“I’ve realized this is the worst time to buy a car ever,” said Mondo, who is hoping for a Toyota RAV4 with less than 150,000 miles. “Instead of scrolling through Instagram, I scroll through Craigslist.”
Across the country, used car buyers are being forced to lower their expectations and increase their budgets by hundreds or thousands of dollars.
Those falling prices are symptomatic of a market still grappling with the after-effects of the pandemic, as manufacturers struggle to ramp up vehicle production and meet rising demand amid chip shortages.
“Everything in the market right now is being driven by this lack of new vehicle inventory,” said Mark Schirmer, a spokesman for Cox Automotive, which owns Kelly Blue Book. “This shortage has pushed more buyers into the used market.”
The average used vehicle list price is now $27,633 with an average of over 71,000 miles on the car, according to a Cox Automotive analysis.
Meanwhile, people who bought cars in recent years are seeing their cars hold value and — in some cases — appreciate in value.
The best advice for potential used car buyers from the mouth of some car dealers?
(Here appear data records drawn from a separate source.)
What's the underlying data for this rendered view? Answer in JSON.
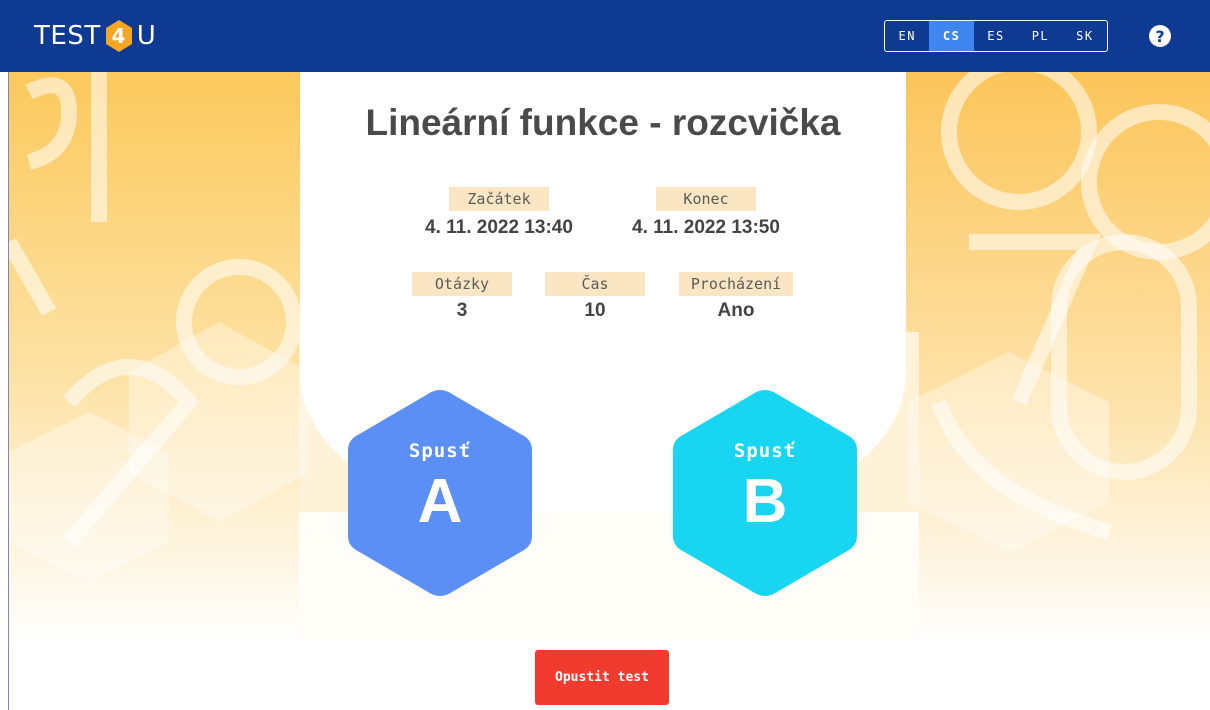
{
  "header": {
    "logo": {
      "left": "TEST",
      "digit": "4",
      "right": "U"
    },
    "languages": [
      {
        "code": "EN",
        "active": false
      },
      {
        "code": "CS",
        "active": true
      },
      {
        "code": "ES",
        "active": false
      },
      {
        "code": "PL",
        "active": false
      },
      {
        "code": "SK",
        "active": false
      }
    ],
    "help_icon": "?"
  },
  "test": {
    "title": "Lineární funkce - rozcvička",
    "start_label": "Začátek",
    "start_value": "4. 11. 2022 13:40",
    "end_label": "Konec",
    "end_value": "4. 11. 2022 13:50",
    "questions_label": "Otázky",
    "questions_value": "3",
    "time_label": "Čas",
    "time_value": "10",
    "browsing_label": "Procházení",
    "browsing_value": "Ano"
  },
  "variants": [
    {
      "label": "Spusť",
      "letter": "A",
      "color": "#5b8ff5"
    },
    {
      "label": "Spusť",
      "letter": "B",
      "color": "#18d6f2"
    }
  ],
  "actions": {
    "leave_label": "Opustit test"
  },
  "colors": {
    "topbar": "#0f3a91",
    "accent": "#3f86f0",
    "tag_bg": "#fbe6c4",
    "leave_button": "#f23b2f",
    "logo_hex": "#f5a623"
  }
}
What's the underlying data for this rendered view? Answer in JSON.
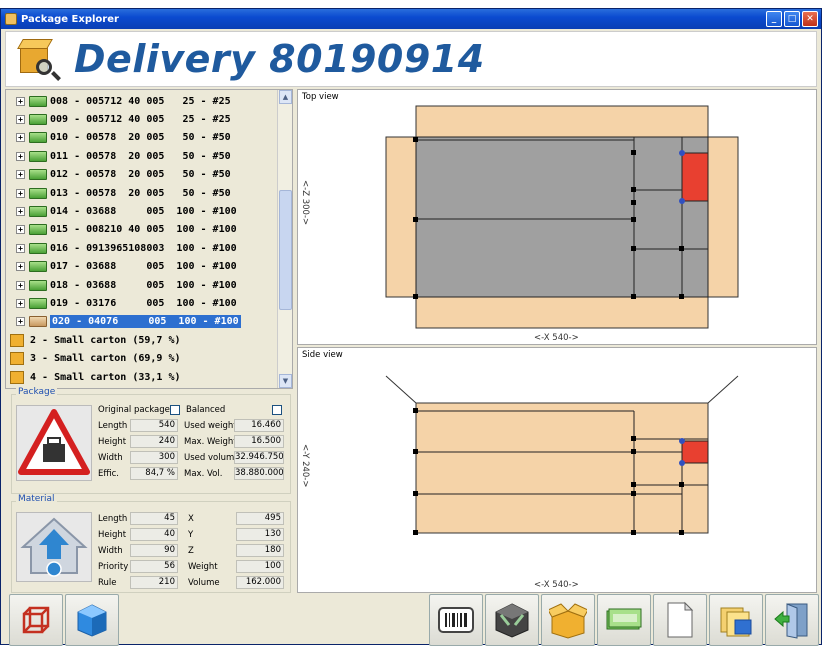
{
  "window": {
    "title": "Package Explorer"
  },
  "header": {
    "title": "Delivery 80190914"
  },
  "tree": {
    "items": [
      {
        "label": "008 - 005712 40 005   25 - #25",
        "kind": "bill"
      },
      {
        "label": "009 - 005712 40 005   25 - #25",
        "kind": "bill"
      },
      {
        "label": "010 - 00578  20 005   50 - #50",
        "kind": "bill"
      },
      {
        "label": "011 - 00578  20 005   50 - #50",
        "kind": "bill"
      },
      {
        "label": "012 - 00578  20 005   50 - #50",
        "kind": "bill"
      },
      {
        "label": "013 - 00578  20 005   50 - #50",
        "kind": "bill"
      },
      {
        "label": "014 - 03688     005  100 - #100",
        "kind": "bill"
      },
      {
        "label": "015 - 008210 40 005  100 - #100",
        "kind": "bill"
      },
      {
        "label": "016 - 0913965108003  100 - #100",
        "kind": "bill"
      },
      {
        "label": "017 - 03688     005  100 - #100",
        "kind": "bill"
      },
      {
        "label": "018 - 03688     005  100 - #100",
        "kind": "bill"
      },
      {
        "label": "019 - 03176     005  100 - #100",
        "kind": "bill"
      },
      {
        "label": "020 - 04076     005  100 - #100",
        "kind": "selected"
      },
      {
        "label": "2 - Small carton (59,7 %)",
        "kind": "carton"
      },
      {
        "label": "3 - Small carton (69,9 %)",
        "kind": "carton"
      },
      {
        "label": "4 - Small carton (33,1 %)",
        "kind": "carton"
      }
    ]
  },
  "package": {
    "group_label": "Package",
    "original_package_label": "Original package",
    "balanced_label": "Balanced",
    "length_label": "Length",
    "length": "540",
    "height_label": "Height",
    "height": "240",
    "width_label": "Width",
    "width": "300",
    "effic_label": "Effic.",
    "effic": "84,7 %",
    "used_weight_label": "Used weight",
    "used_weight": "16.460",
    "max_weight_label": "Max. Weight",
    "max_weight": "16.500",
    "used_volume_label": "Used volume",
    "used_volume": "32.946.750",
    "max_vol_label": "Max. Vol.",
    "max_vol": "38.880.000"
  },
  "material": {
    "group_label": "Material",
    "length_label": "Length",
    "length": "45",
    "height_label": "Height",
    "height": "40",
    "width_label": "Width",
    "width": "90",
    "priority_label": "Priority",
    "priority": "56",
    "rule_label": "Rule",
    "rule": "210",
    "x_label": "X",
    "x": "495",
    "y_label": "Y",
    "y": "130",
    "z_label": "Z",
    "z": "180",
    "weight_label": "Weight",
    "weight": "100",
    "volume_label": "Volume",
    "volume": "162.000"
  },
  "top_view": {
    "label": "Top view",
    "x_dim": "<-X 540->",
    "z_dim": "<-Z 300->"
  },
  "side_view": {
    "label": "Side view",
    "x_dim": "<-X 540->",
    "y_dim": "<-Y 240->"
  },
  "toolbar_left": [
    "3d-structure-icon",
    "blue-cube-icon"
  ],
  "toolbar_right": [
    "barcode-icon",
    "dark-box-icon",
    "open-box-icon",
    "money-icon",
    "document-icon",
    "folders-icon",
    "exit-door-icon"
  ],
  "colors": {
    "accent": "#1f5a9e",
    "carton": "#f5d3a8",
    "load": "#a0a0a0",
    "selected": "#e84030"
  }
}
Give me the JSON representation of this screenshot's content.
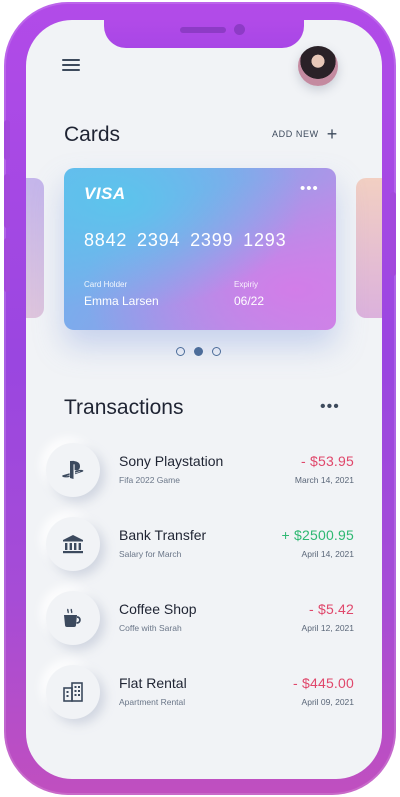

Wait, if you can. The market is still very hot, they say, and unless you have an urgent need for a car, delaying the purchase for a few months or even longer is a smart move.
“I don’t think I want to go on The Mercury News telling people not to buy cars, but it’s the truth,” said Jerry Griggs, who runs the Buggy Bank in Berkeley, a car showroom that serves as a broker between privateers. vendors and customers.
Currently, Griggs has a 2018 Subaru Forester that is being advertised for $29,600 – $3,000 over the original sticker price four years ago. “If you buy, don’t go for that two-year-old car because the newer it is, the more you’ll lose,” he added.
In the Bay Area, car prices have been on the decline, following national trends. Prices rose in the summer and fell during the fall on land 26% higher year-over-year. The sticker shock then worsened, as costs jumped 36% higher in December, according to the latest Consumer Price Index data for the region.
This has led to list prices falling. A new Toyota RAV4 Prime was listed for nearly $97,000 — a $40,000 premium — earning social media scorn. A Bay Area man sold his car to Carvana, an online car dealer, for $90 more than he paid seven years ago for the vehicle brand new.
Schirmer said there could be a slight increase in used car prices over the next few months, in line with the traditional spring price increase that coincides with tax refunds, but Cox economists expect the market to stop skyrocketing and to stabilize this year around current levels. . But there is no sign of a return to near pre-pandemic levels.
“Do you know anything that gets cheaper over time?” Schirmer joked.
Nate Myler, director of sales at One Toyota in Oakland, has had a front-row seat to the new car shortage. Before the pandemic, dealerships’ motto of selling cars only at MSRP, or sticker price, was nothing special. But now the retailer has more than 1,300 people on waiting lists for new vehicles, with wait times for the particularly coveted RAV4 Prime electric hybrid of up to two years. He fielded inquiries from dealers as far away as Florida, wanting to buy new cars and sell used ones at a markup.
“Our dealers are comfortable,” Myler said. Instead of dealing with frugal customers looking for cost savings, they now mostly get calls from people willing to wait months and pay sticker prices. “Be patient,” he advised. “If you throw something in for $5,000 over MSRP, you’re going to be in a terrible position to resell.”
Mondo, a Berkeley resident, knows she entered the used car market at perhaps the worst time in modern history. But she’s hoping that by spring she can find the needle in the haystack – a RAV4 perfect for her budget. When she gets the car of her dreams, she plans to fill it with camping gear and take a trip to Yosemite.
“I’m tired of thinking about it,” she said. “Until I start thinking about it again.”
Are you entering the car buying market or have you recently purchased a vehicle? Share your tips and tricks for scoring a good deal in the form below. We may use them in a future story.